[What you have to do]
From start to finish, set down the entries below exactly, leaving out the pictures.

- - - - -

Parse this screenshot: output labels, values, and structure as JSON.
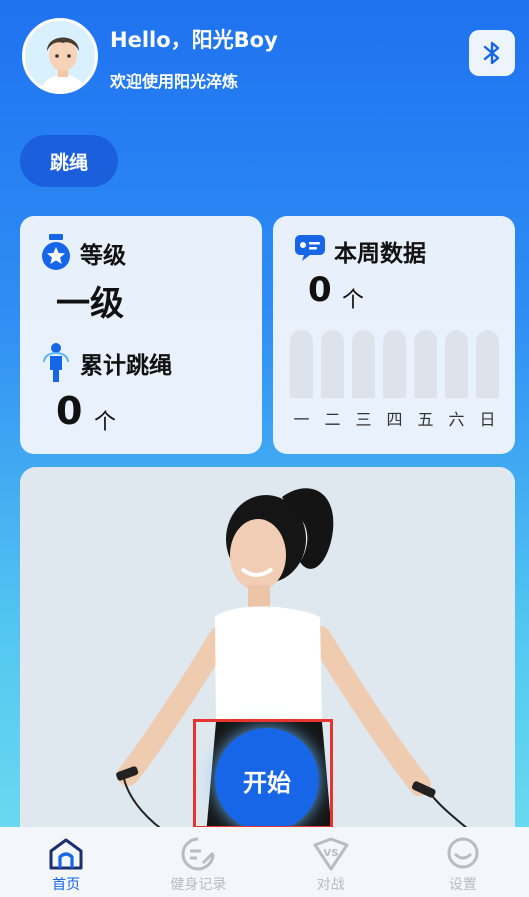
{
  "header": {
    "greeting": "Hello，阳光Boy",
    "welcome": "欢迎使用阳光淬炼"
  },
  "tag": {
    "label": "跳绳"
  },
  "stats": {
    "level_title": "等级",
    "level_value": "一级",
    "total_title": "累计跳绳",
    "total_value": "0",
    "total_unit": "个"
  },
  "weekly": {
    "title": "本周数据",
    "value": "0",
    "unit": "个",
    "days": [
      "一",
      "二",
      "三",
      "四",
      "五",
      "六",
      "日"
    ],
    "counts": [
      0,
      0,
      0,
      0,
      0,
      0,
      0
    ]
  },
  "start_button": {
    "label": "开始"
  },
  "nav": {
    "items": [
      {
        "label": "首页",
        "icon": "home-icon",
        "active": true
      },
      {
        "label": "健身记录",
        "icon": "record-icon",
        "active": false
      },
      {
        "label": "对战",
        "icon": "vs-icon",
        "active": false
      },
      {
        "label": "设置",
        "icon": "settings-face-icon",
        "active": false
      }
    ]
  },
  "colors": {
    "primary": "#1766e8",
    "highlight_border": "#e8342f"
  }
}
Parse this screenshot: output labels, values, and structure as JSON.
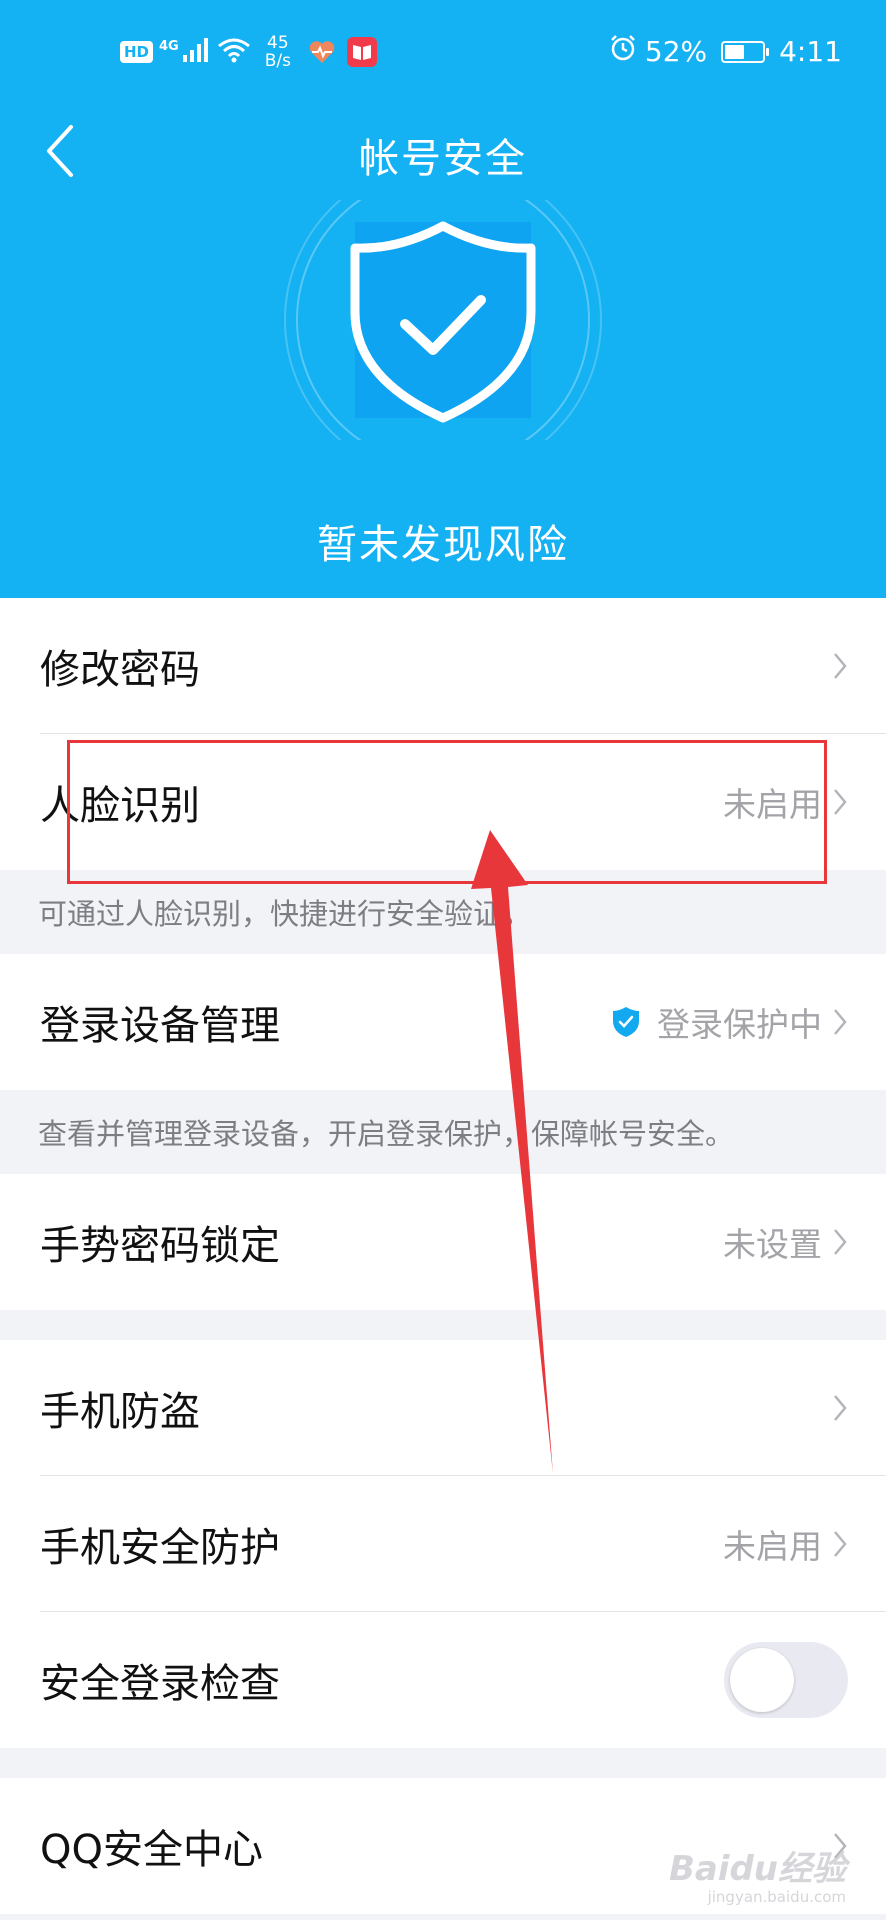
{
  "status_bar": {
    "hd": "HD",
    "network": "4G",
    "speed_value": "45",
    "speed_unit": "B/s",
    "battery": "52%",
    "battery_level": 0.52,
    "time": "4:11"
  },
  "header": {
    "title": "帐号安全",
    "status": "暂未发现风险",
    "background_color": "#14b1f3"
  },
  "items": {
    "change_password": {
      "label": "修改密码"
    },
    "face_recognition": {
      "label": "人脸识别",
      "value": "未启用",
      "note": "可通过人脸识别，快捷进行安全验证。"
    },
    "login_devices": {
      "label": "登录设备管理",
      "value": "登录保护中",
      "note": "查看并管理登录设备，开启登录保护，保障帐号安全。"
    },
    "gesture_lock": {
      "label": "手势密码锁定",
      "value": "未设置"
    },
    "anti_theft": {
      "label": "手机防盗"
    },
    "phone_protection": {
      "label": "手机安全防护",
      "value": "未启用"
    },
    "secure_login_check": {
      "label": "安全登录检查",
      "enabled": false
    },
    "qq_security_center": {
      "label": "QQ安全中心"
    }
  },
  "annotation": {
    "highlight_color": "#e8373b"
  },
  "watermark": {
    "main": "Baidu经验",
    "sub": "jingyan.baidu.com"
  }
}
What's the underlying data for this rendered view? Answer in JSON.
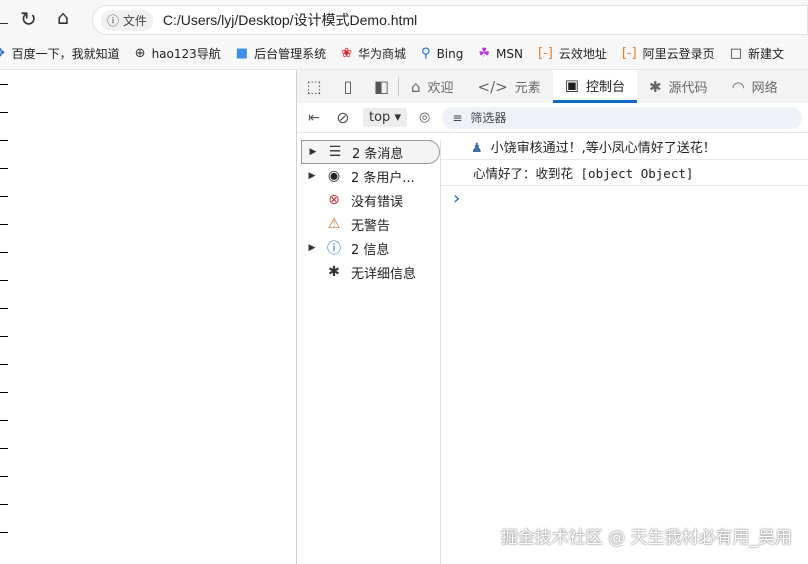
{
  "browser": {
    "back_icon": "back",
    "info_label": "文件",
    "url": "C:/Users/lyj/Desktop/设计模式Demo.html"
  },
  "bookmarks": [
    {
      "icon": "paw-icon",
      "glyph": "❖",
      "label": "百度一下，我就知道",
      "color": "#2f6ce5"
    },
    {
      "icon": "globe-icon",
      "glyph": "⊕",
      "label": "hao123导航",
      "color": "#333"
    },
    {
      "icon": "square-icon",
      "glyph": "■",
      "label": "后台管理系统",
      "color": "#3a8ee6"
    },
    {
      "icon": "huawei-icon",
      "glyph": "❀",
      "label": "华为商城",
      "color": "#e0242b"
    },
    {
      "icon": "search-icon",
      "glyph": "⚲",
      "label": "Bing",
      "color": "#1e6fd9"
    },
    {
      "icon": "msn-icon",
      "glyph": "☘",
      "label": "MSN",
      "color": "#b33ad9"
    },
    {
      "icon": "aliyun-icon",
      "glyph": "[-]",
      "label": "云效地址",
      "color": "#f07b1d"
    },
    {
      "icon": "aliyun-icon",
      "glyph": "[-]",
      "label": "阿里云登录页",
      "color": "#f07b1d"
    },
    {
      "icon": "folder-icon",
      "glyph": "□",
      "label": "新建文",
      "color": "#333"
    }
  ],
  "devtools": {
    "tabs": [
      {
        "name": "welcome",
        "icon": "⌂",
        "label": "欢迎"
      },
      {
        "name": "elements",
        "icon": "</>",
        "label": "元素"
      },
      {
        "name": "console",
        "icon": "▣",
        "label": "控制台",
        "active": true
      },
      {
        "name": "sources",
        "icon": "✱",
        "label": "源代码"
      },
      {
        "name": "network",
        "icon": "◠",
        "label": "网络"
      }
    ],
    "context": "top",
    "filter_placeholder": "筛选器",
    "sidebar": [
      {
        "label": "2 条消息",
        "icon": "☰",
        "arrow": true,
        "selected": true,
        "color": "#333"
      },
      {
        "label": "2 条用户...",
        "icon": "◉",
        "arrow": true,
        "color": "#222"
      },
      {
        "label": "没有错误",
        "icon": "⊗",
        "arrow": false,
        "color": "#d13438"
      },
      {
        "label": "无警告",
        "icon": "⚠",
        "arrow": false,
        "color": "#c87533"
      },
      {
        "label": "2 信息",
        "icon": "ⓘ",
        "arrow": true,
        "color": "#0f6cbd"
      },
      {
        "label": "无详细信息",
        "icon": "✱",
        "arrow": false,
        "color": "#333"
      }
    ],
    "messages": [
      {
        "icon": "♟",
        "text": "小饶审核通过！,等小凤心情好了送花！"
      },
      {
        "text": "心情好了：收到花 [object Object]"
      }
    ],
    "prompt": "›"
  },
  "watermark": "掘金技术社区 @ 天生我材必有用_吴用"
}
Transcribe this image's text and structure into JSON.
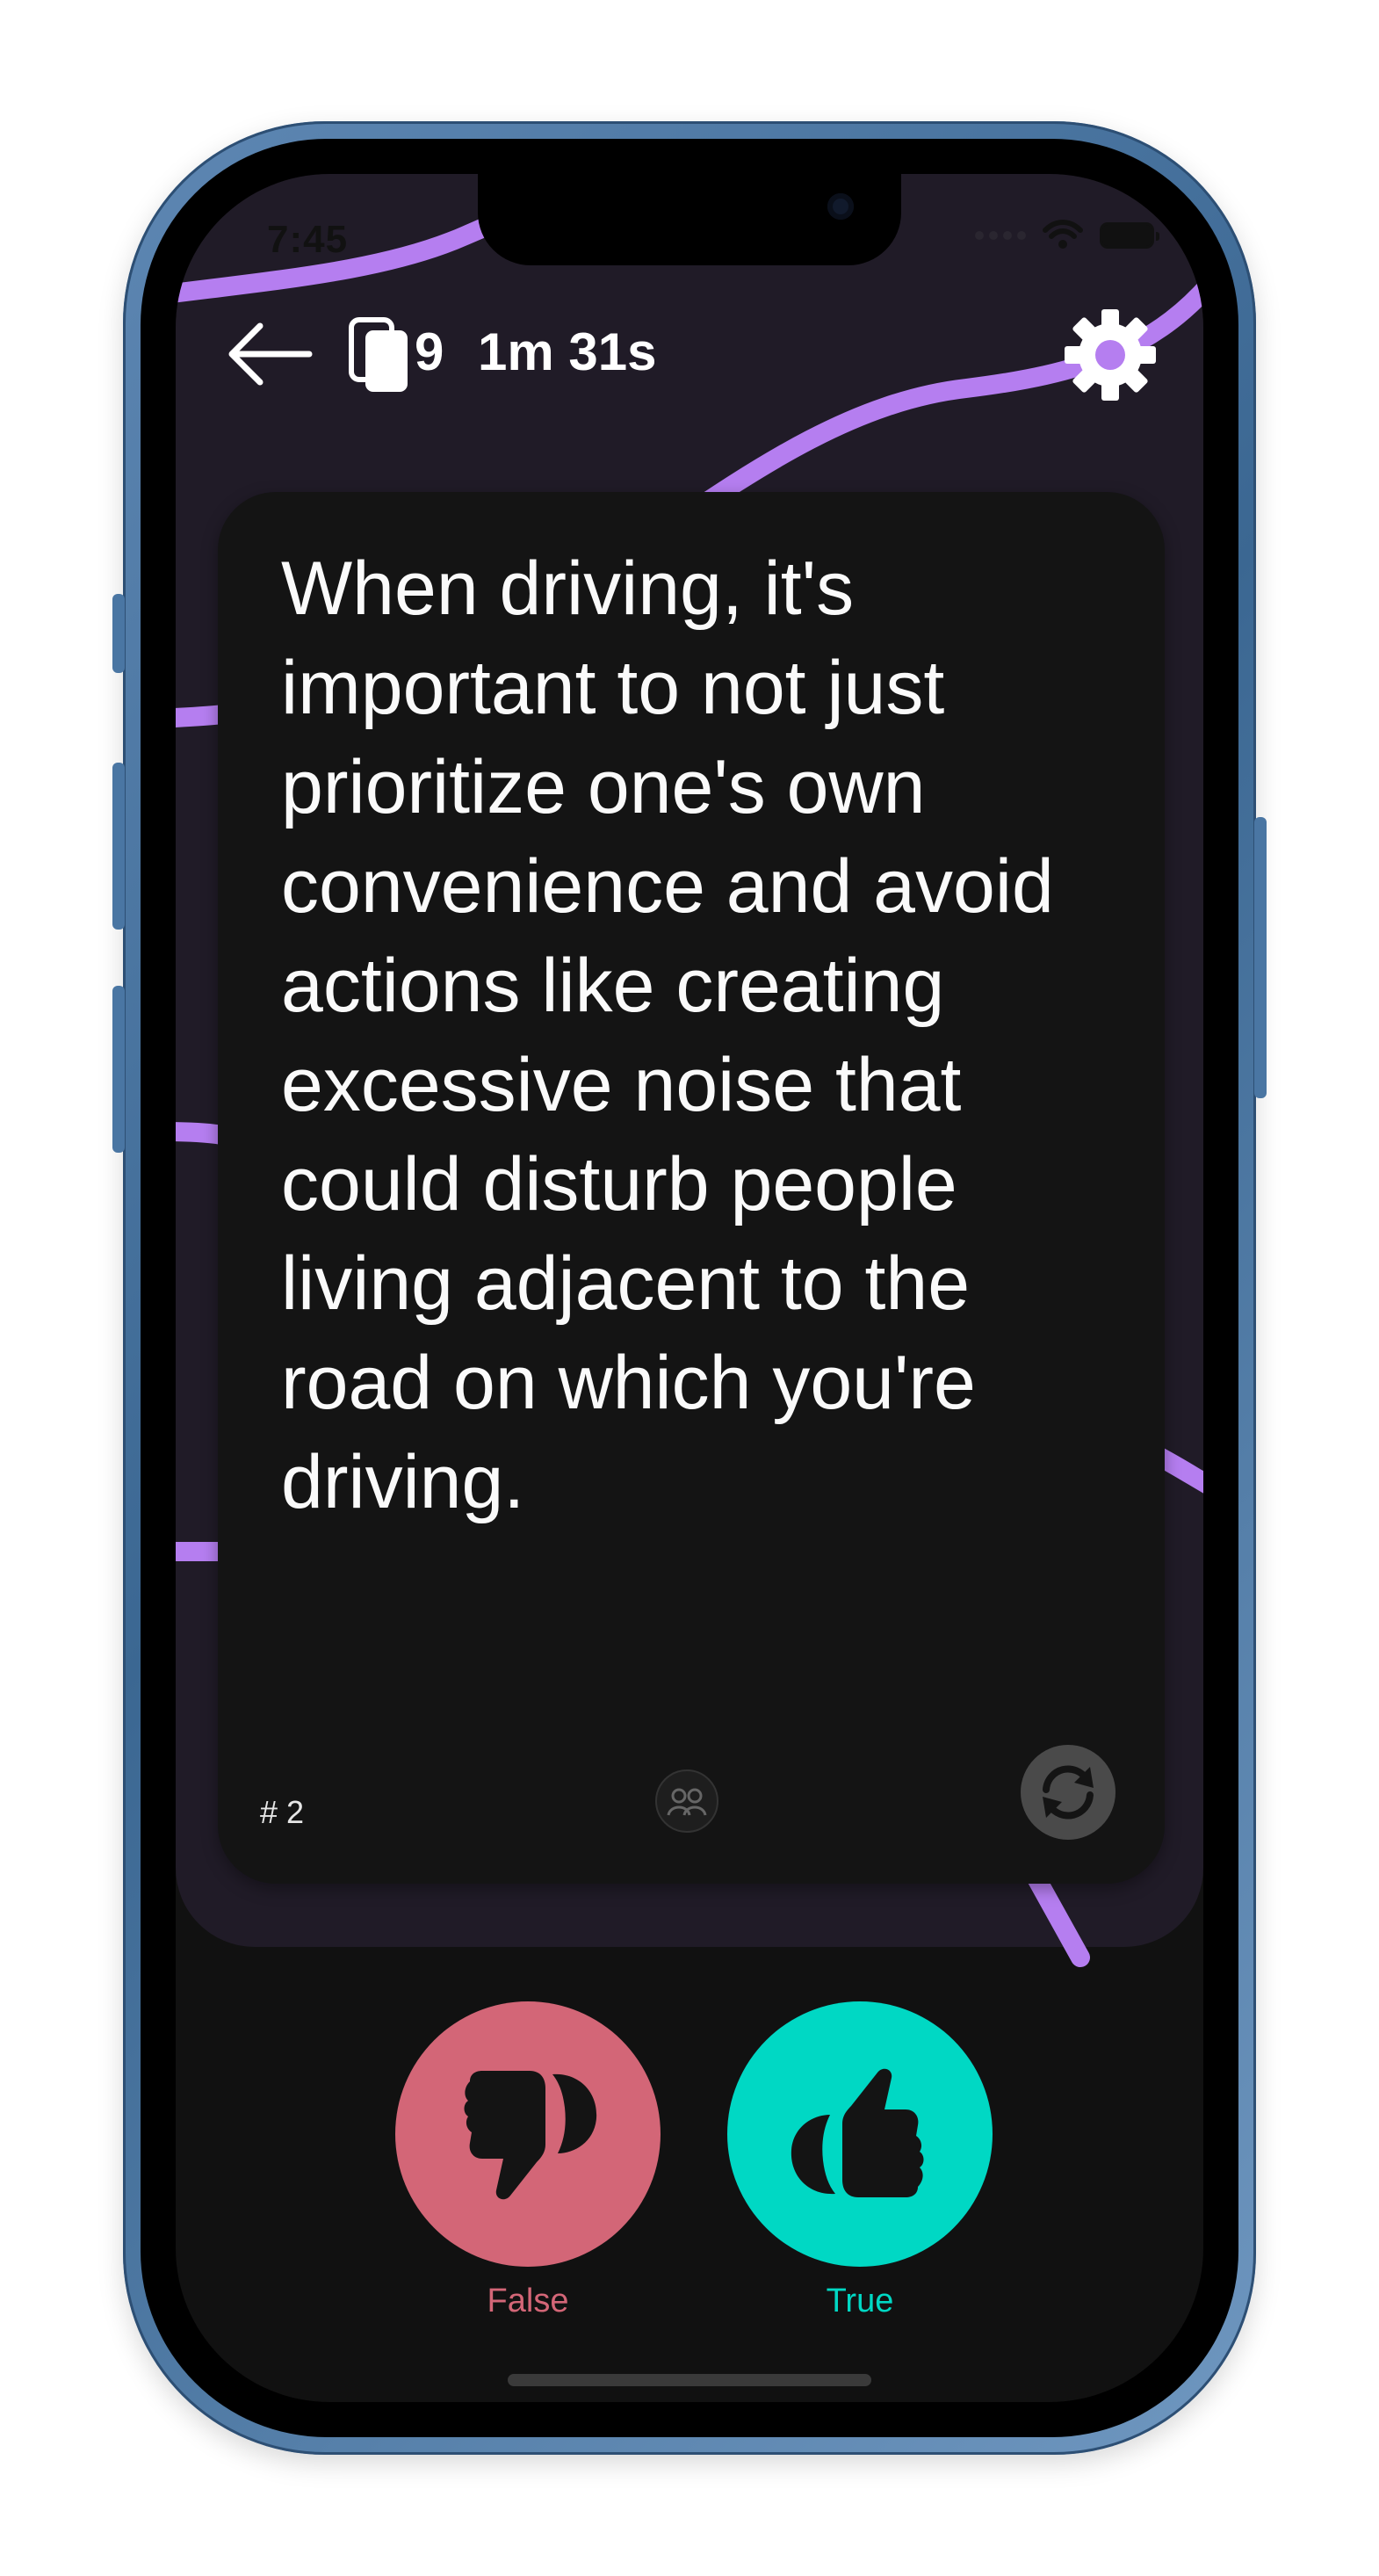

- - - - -

[Task output]
Parse this screenshot: output labels, values, and structure as JSON.
{
  "header": {
    "greeting": "Hello，阳光Boy",
    "welcome": "欢迎使用阳光淬炼"
  },
  "tag": {
    "label": "跳绳"
  },
  "stats": {
    "level_title": "等级",
    "level_value": "一级",
    "total_title": "累计跳绳",
    "total_value": "0",
    "total_unit": "个"
  },
  "weekly": {
    "title": "本周数据",
    "value": "0",
    "unit": "个",
    "days": [
      "一",
      "二",
      "三",
      "四",
      "五",
      "六",
      "日"
    ],
    "counts": [
      0,
      0,
      0,
      0,
      0,
      0,
      0
    ]
  },
  "start_button": {
    "label": "开始"
  },
  "nav": {
    "items": [
      {
        "label": "首页",
        "icon": "home-icon",
        "active": true
      },
      {
        "label": "健身记录",
        "icon": "record-icon",
        "active": false
      },
      {
        "label": "对战",
        "icon": "vs-icon",
        "active": false
      },
      {
        "label": "设置",
        "icon": "settings-face-icon",
        "active": false
      }
    ]
  },
  "colors": {
    "primary": "#1766e8",
    "highlight_border": "#e8342f"
  }
}
Parse this screenshot: output labels, values, and structure as JSON.
{
  "status_bar": {
    "hd": "HD",
    "network": "4G",
    "speed_value": "45",
    "speed_unit": "B/s",
    "battery": "52%",
    "battery_level": 0.52,
    "time": "4:11"
  },
  "header": {
    "title": "帐号安全",
    "status": "暂未发现风险",
    "background_color": "#14b1f3"
  },
  "items": {
    "change_password": {
      "label": "修改密码"
    },
    "face_recognition": {
      "label": "人脸识别",
      "value": "未启用",
      "note": "可通过人脸识别，快捷进行安全验证。"
    },
    "login_devices": {
      "label": "登录设备管理",
      "value": "登录保护中",
      "note": "查看并管理登录设备，开启登录保护，保障帐号安全。"
    },
    "gesture_lock": {
      "label": "手势密码锁定",
      "value": "未设置"
    },
    "anti_theft": {
      "label": "手机防盗"
    },
    "phone_protection": {
      "label": "手机安全防护",
      "value": "未启用"
    },
    "secure_login_check": {
      "label": "安全登录检查",
      "enabled": false
    },
    "qq_security_center": {
      "label": "QQ安全中心"
    }
  },
  "annotation": {
    "highlight_color": "#e8373b"
  },
  "watermark": {
    "main": "Baidu经验",
    "sub": "jingyan.baidu.com"
  }
}
What's the underlying data for this rendered view? Answer in JSON.
{
  "browser": {
    "back_icon": "back",
    "info_label": "文件",
    "url": "C:/Users/lyj/Desktop/设计模式Demo.html"
  },
  "bookmarks": [
    {
      "icon": "paw-icon",
      "glyph": "❖",
      "label": "百度一下，我就知道",
      "color": "#2f6ce5"
    },
    {
      "icon": "globe-icon",
      "glyph": "⊕",
      "label": "hao123导航",
      "color": "#333"
    },
    {
      "icon": "square-icon",
      "glyph": "■",
      "label": "后台管理系统",
      "color": "#3a8ee6"
    },
    {
      "icon": "huawei-icon",
      "glyph": "❀",
      "label": "华为商城",
      "color": "#e0242b"
    },
    {
      "icon": "search-icon",
      "glyph": "⚲",
      "label": "Bing",
      "color": "#1e6fd9"
    },
    {
      "icon": "msn-icon",
      "glyph": "☘",
      "label": "MSN",
      "color": "#b33ad9"
    },
    {
      "icon": "aliyun-icon",
      "glyph": "[-]",
      "label": "云效地址",
      "color": "#f07b1d"
    },
    {
      "icon": "aliyun-icon",
      "glyph": "[-]",
      "label": "阿里云登录页",
      "color": "#f07b1d"
    },
    {
      "icon": "folder-icon",
      "glyph": "□",
      "label": "新建文",
      "color": "#333"
    }
  ],
  "devtools": {
    "tabs": [
      {
        "name": "welcome",
        "icon": "⌂",
        "label": "欢迎"
      },
      {
        "name": "elements",
        "icon": "</>",
        "label": "元素"
      },
      {
        "name": "console",
        "icon": "▣",
        "label": "控制台",
        "active": true
      },
      {
        "name": "sources",
        "icon": "✱",
        "label": "源代码"
      },
      {
        "name": "network",
        "icon": "◠",
        "label": "网络"
      }
    ],
    "context": "top",
    "filter_placeholder": "筛选器",
    "sidebar": [
      {
        "label": "2 条消息",
        "icon": "☰",
        "arrow": true,
        "selected": true,
        "color": "#333"
      },
      {
        "label": "2 条用户...",
        "icon": "◉",
        "arrow": true,
        "color": "#222"
      },
      {
        "label": "没有错误",
        "icon": "⊗",
        "arrow": false,
        "color": "#d13438"
      },
      {
        "label": "无警告",
        "icon": "⚠",
        "arrow": false,
        "color": "#c87533"
      },
      {
        "label": "2 信息",
        "icon": "ⓘ",
        "arrow": true,
        "color": "#0f6cbd"
      },
      {
        "label": "无详细信息",
        "icon": "✱",
        "arrow": false,
        "color": "#333"
      }
    ],
    "messages": [
      {
        "icon": "♟",
        "text": "小饶审核通过！,等小凤心情好了送花！"
      },
      {
        "text": "心情好了：收到花 [object Object]"
      }
    ],
    "prompt": "›"
  },
  "watermark": "掘金技术社区 @ 天生我材必有用_吴用"
}
Transcribe this image's text and structure into JSON.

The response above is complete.